Element data from apps and pages:
-.-.-
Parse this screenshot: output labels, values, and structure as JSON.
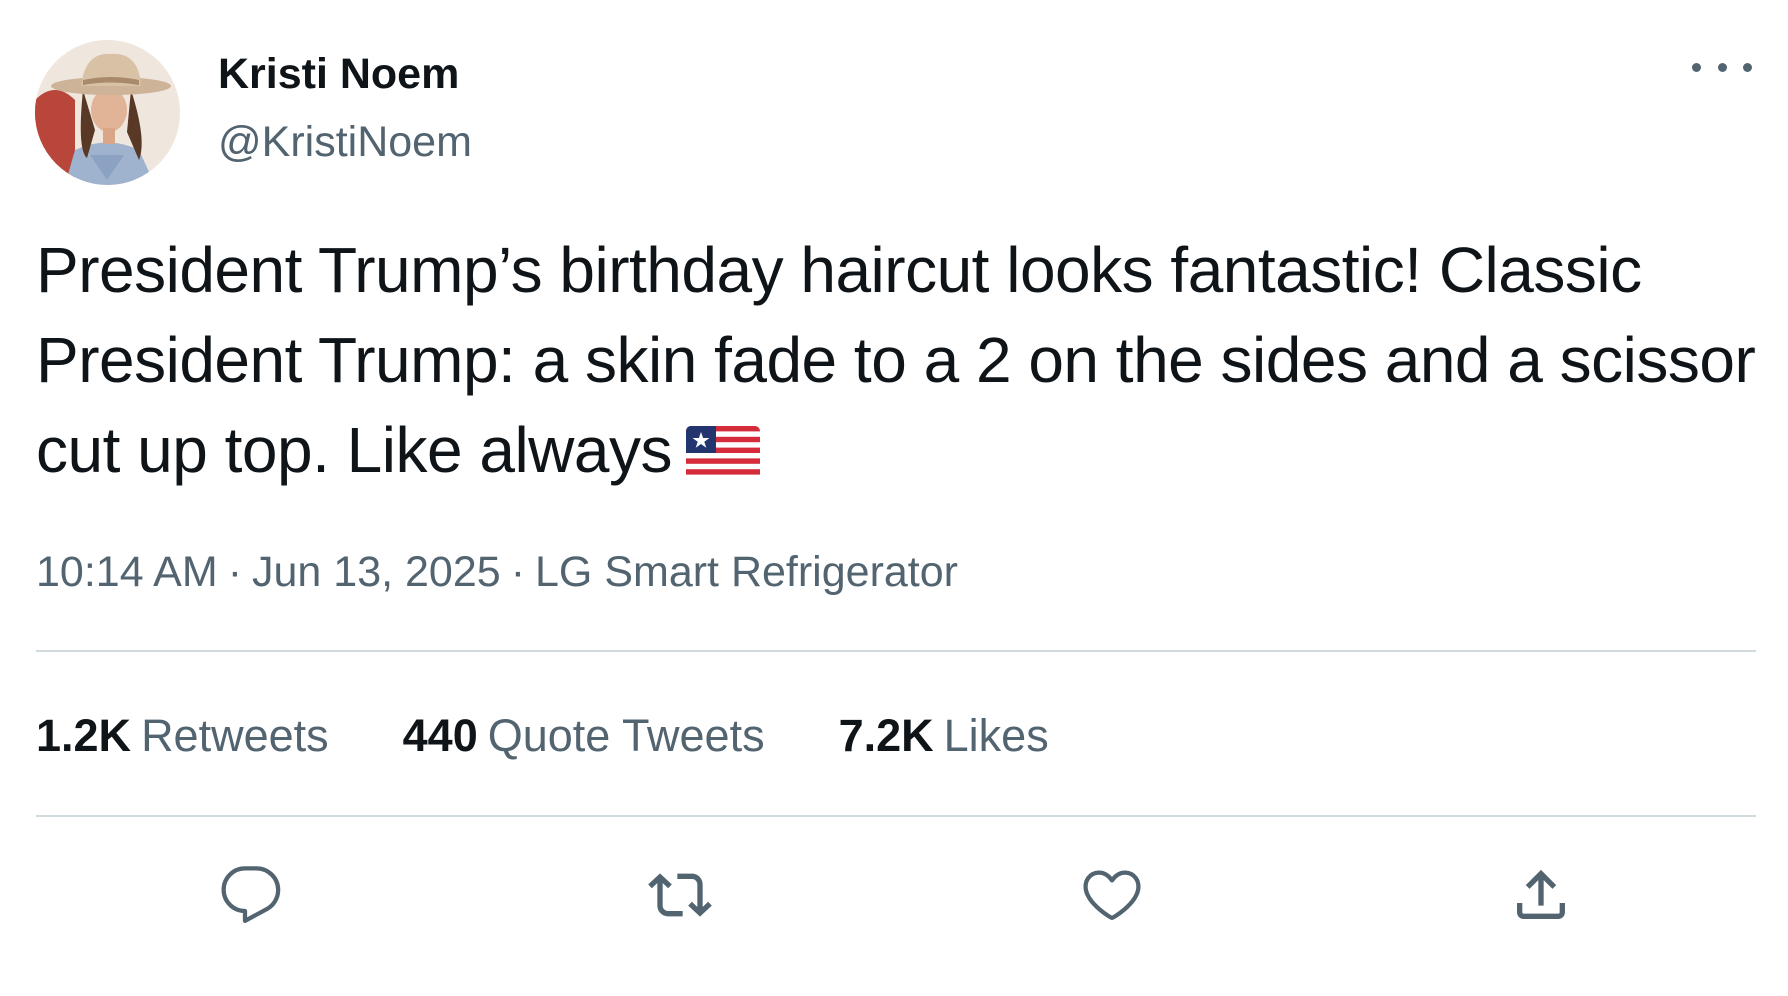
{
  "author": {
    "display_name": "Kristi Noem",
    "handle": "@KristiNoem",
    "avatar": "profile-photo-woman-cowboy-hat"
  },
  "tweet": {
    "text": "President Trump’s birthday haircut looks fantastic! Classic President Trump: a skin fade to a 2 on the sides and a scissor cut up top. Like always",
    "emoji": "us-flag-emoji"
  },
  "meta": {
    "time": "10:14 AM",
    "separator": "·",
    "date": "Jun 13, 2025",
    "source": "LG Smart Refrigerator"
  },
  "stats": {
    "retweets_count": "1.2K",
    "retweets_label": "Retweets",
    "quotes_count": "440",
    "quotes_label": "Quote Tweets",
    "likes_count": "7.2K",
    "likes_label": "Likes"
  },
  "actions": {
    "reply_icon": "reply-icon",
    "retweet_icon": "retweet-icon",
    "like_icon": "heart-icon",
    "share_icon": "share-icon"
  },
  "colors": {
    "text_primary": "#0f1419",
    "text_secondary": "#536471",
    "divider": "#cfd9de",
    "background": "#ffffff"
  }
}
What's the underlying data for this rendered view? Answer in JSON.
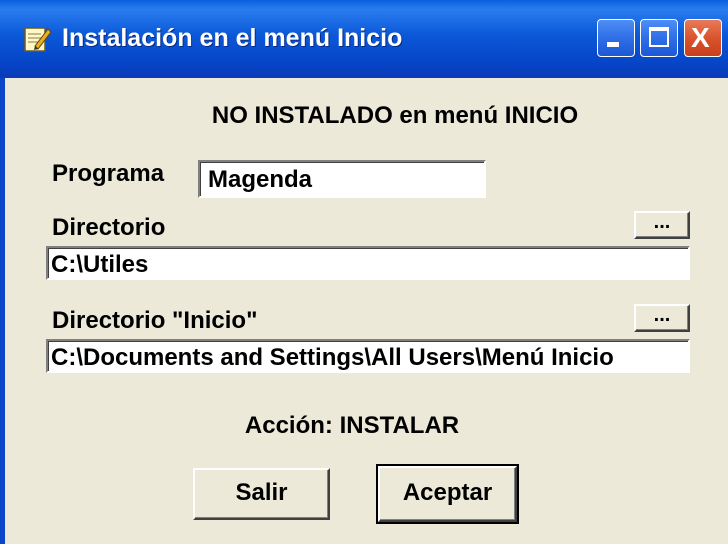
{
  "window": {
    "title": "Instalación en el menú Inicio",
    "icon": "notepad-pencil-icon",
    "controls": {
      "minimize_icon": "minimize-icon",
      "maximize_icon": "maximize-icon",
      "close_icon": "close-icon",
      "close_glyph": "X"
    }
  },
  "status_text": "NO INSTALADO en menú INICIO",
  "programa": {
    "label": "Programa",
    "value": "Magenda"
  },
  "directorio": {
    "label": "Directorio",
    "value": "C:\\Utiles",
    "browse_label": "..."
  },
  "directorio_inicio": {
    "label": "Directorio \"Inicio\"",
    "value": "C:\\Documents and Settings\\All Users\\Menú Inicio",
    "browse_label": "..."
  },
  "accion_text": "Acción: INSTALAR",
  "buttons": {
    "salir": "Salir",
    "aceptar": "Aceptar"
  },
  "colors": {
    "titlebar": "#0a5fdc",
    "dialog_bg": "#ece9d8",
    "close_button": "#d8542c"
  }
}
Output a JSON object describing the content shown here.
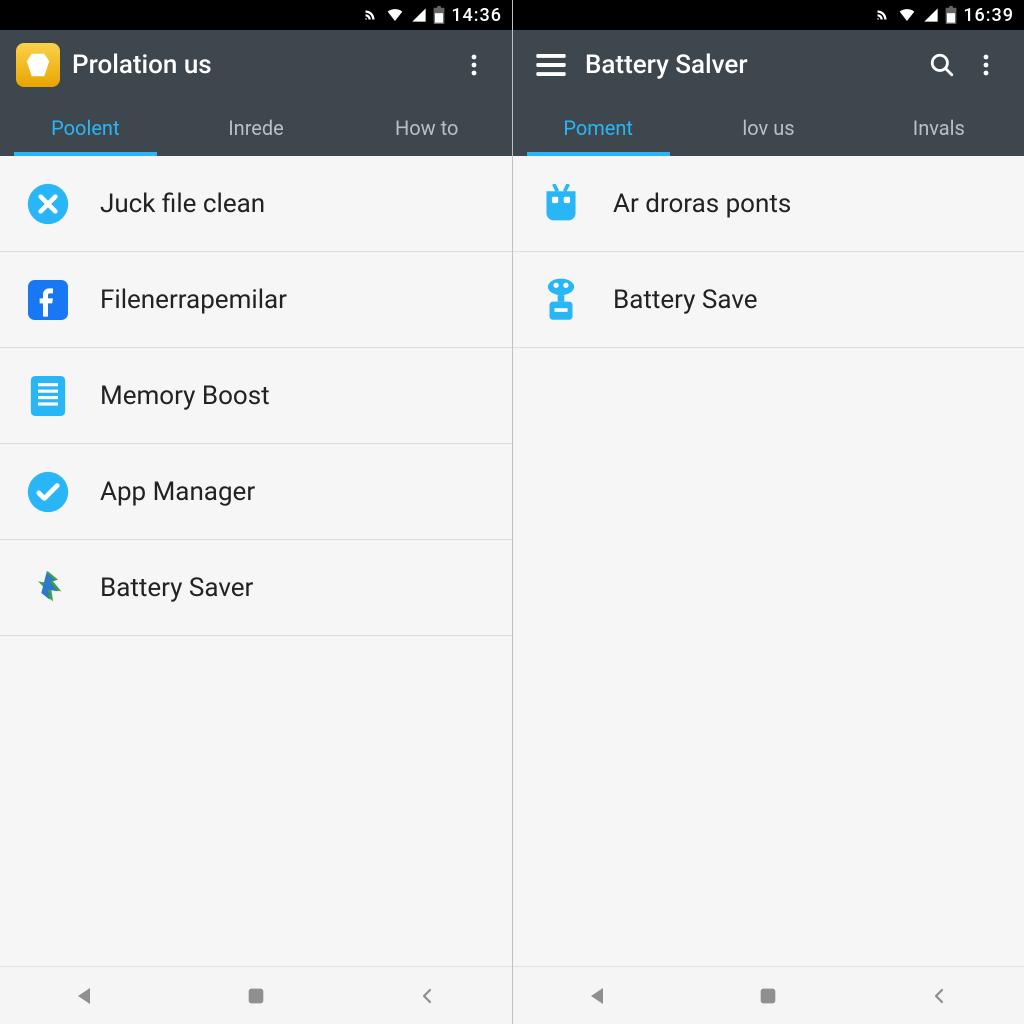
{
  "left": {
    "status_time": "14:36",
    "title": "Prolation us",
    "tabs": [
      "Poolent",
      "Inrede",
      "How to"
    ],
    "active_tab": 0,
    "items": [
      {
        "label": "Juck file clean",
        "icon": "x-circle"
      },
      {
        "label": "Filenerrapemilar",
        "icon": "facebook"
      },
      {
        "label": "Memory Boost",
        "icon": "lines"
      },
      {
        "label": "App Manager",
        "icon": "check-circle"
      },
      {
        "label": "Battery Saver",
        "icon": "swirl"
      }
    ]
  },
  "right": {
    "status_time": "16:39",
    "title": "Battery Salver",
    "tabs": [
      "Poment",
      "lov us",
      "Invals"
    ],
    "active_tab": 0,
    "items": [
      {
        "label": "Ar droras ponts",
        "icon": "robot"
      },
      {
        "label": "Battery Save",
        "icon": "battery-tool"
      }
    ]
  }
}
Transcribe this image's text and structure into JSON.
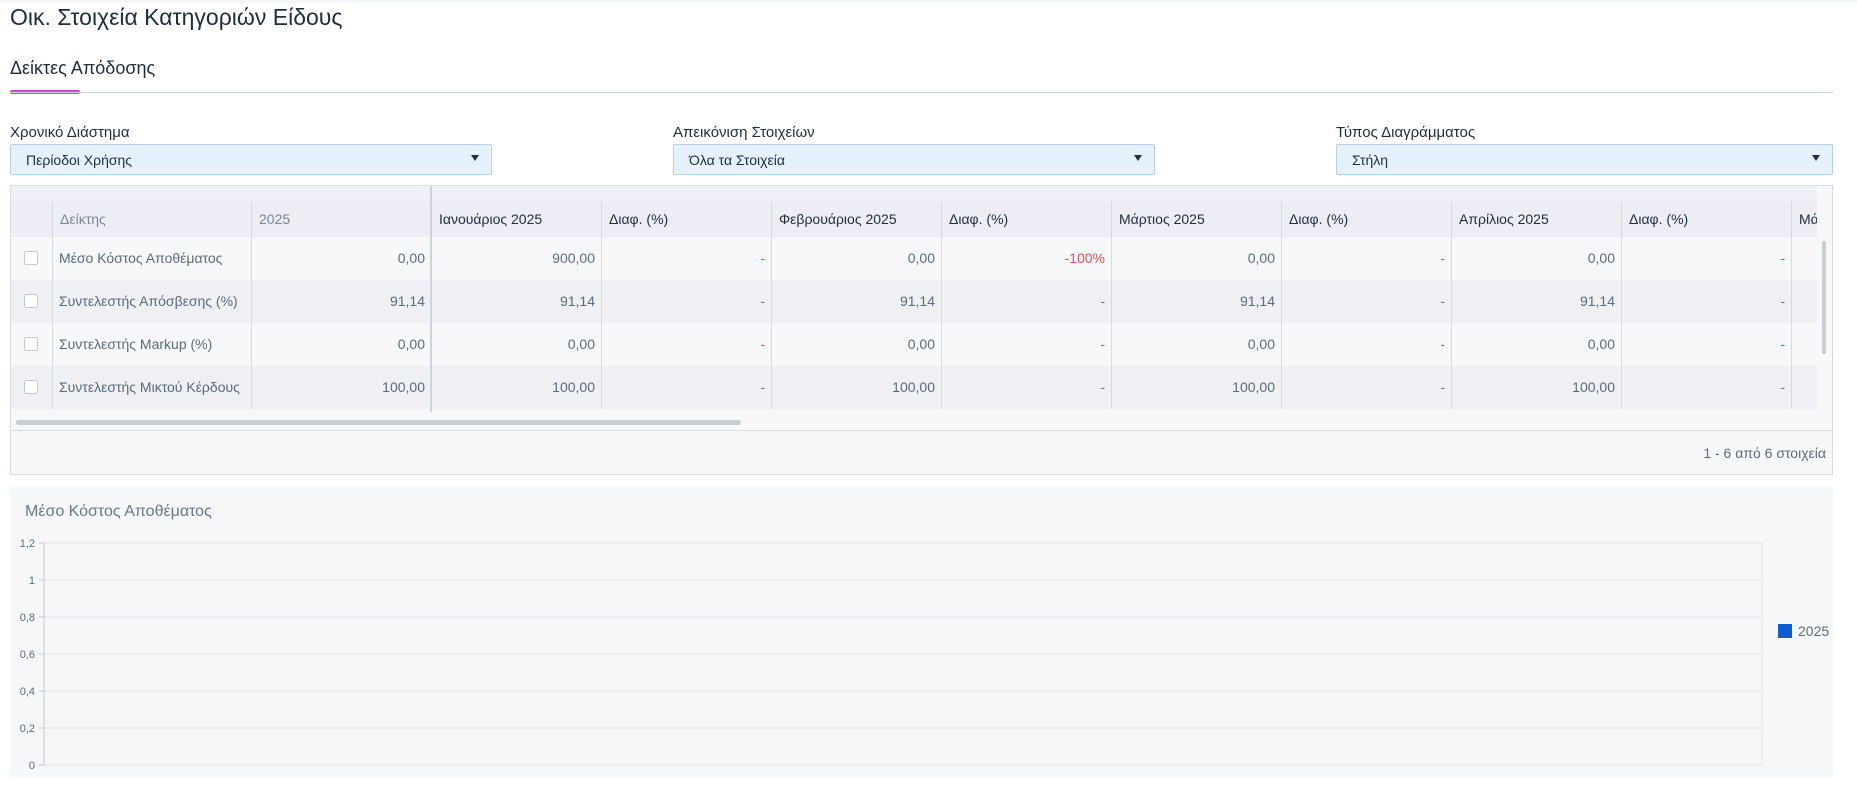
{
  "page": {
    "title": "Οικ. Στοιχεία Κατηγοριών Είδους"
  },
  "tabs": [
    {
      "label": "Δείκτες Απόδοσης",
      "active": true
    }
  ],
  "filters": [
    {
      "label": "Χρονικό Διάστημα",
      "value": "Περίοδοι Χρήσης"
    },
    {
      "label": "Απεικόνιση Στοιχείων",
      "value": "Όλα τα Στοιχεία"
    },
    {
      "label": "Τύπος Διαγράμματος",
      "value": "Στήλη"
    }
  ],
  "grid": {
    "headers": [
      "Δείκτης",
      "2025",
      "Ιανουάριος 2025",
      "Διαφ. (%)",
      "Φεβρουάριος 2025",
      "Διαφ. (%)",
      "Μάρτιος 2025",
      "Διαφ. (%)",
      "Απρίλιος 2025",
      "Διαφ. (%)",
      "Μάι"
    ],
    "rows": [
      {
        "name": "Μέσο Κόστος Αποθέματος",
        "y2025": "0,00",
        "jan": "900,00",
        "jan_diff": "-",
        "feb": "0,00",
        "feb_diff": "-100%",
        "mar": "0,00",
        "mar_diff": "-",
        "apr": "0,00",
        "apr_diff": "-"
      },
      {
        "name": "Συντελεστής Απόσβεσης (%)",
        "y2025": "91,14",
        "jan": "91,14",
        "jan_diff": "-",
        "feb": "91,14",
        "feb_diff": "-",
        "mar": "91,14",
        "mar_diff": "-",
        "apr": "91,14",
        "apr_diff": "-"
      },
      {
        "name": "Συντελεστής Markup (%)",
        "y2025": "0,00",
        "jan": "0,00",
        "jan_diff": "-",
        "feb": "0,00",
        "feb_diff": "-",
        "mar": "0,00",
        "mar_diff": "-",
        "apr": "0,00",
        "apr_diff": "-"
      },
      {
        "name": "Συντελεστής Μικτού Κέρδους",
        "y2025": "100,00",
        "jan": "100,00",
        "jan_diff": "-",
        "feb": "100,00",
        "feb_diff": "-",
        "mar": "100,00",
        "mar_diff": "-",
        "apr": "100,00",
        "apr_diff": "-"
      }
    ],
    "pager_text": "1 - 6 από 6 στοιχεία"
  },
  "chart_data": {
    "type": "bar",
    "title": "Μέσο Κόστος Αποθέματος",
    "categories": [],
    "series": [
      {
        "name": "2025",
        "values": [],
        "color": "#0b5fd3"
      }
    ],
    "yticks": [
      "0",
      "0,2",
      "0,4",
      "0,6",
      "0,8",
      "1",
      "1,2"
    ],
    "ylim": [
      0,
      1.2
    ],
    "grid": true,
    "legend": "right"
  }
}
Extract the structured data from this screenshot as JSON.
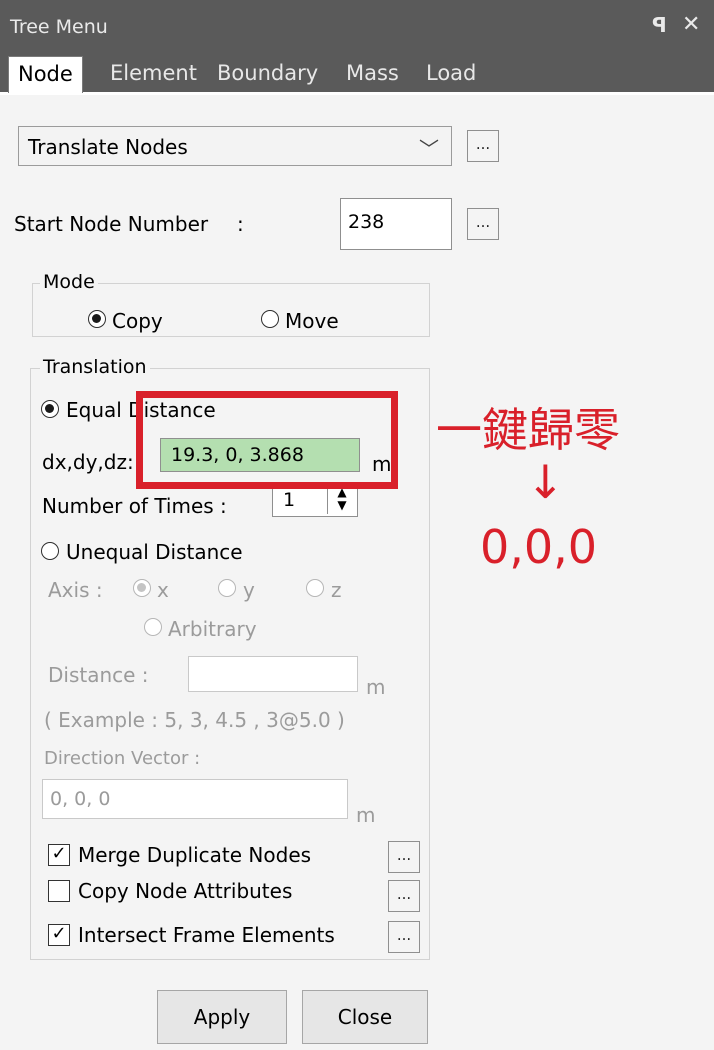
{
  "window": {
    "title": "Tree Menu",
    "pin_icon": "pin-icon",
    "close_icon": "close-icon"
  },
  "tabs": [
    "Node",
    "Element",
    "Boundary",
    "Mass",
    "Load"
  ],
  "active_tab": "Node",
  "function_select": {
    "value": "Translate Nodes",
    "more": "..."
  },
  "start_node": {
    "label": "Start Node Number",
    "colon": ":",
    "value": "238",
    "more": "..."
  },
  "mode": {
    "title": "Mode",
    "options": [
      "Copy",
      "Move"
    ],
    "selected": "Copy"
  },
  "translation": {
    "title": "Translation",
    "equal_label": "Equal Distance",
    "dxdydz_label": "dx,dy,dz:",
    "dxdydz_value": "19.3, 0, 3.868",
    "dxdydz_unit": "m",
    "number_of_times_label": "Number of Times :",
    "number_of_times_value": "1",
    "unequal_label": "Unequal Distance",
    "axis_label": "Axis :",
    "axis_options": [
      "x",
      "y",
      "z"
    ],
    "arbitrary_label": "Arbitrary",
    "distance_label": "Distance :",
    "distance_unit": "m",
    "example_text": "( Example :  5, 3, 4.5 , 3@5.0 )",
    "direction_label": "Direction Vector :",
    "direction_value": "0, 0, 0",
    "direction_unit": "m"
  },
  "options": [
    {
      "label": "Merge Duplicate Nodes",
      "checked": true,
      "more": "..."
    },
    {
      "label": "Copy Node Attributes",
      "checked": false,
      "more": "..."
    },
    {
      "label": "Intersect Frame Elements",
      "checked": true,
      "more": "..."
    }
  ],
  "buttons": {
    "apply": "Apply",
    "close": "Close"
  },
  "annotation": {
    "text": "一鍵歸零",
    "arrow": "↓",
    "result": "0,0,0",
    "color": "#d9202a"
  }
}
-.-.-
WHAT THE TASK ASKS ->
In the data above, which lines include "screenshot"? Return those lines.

THE COMPLETED TASK ->
Parse this screenshot: output labels, values, and structure as JSON.
Extract the structured data from this screenshot as JSON.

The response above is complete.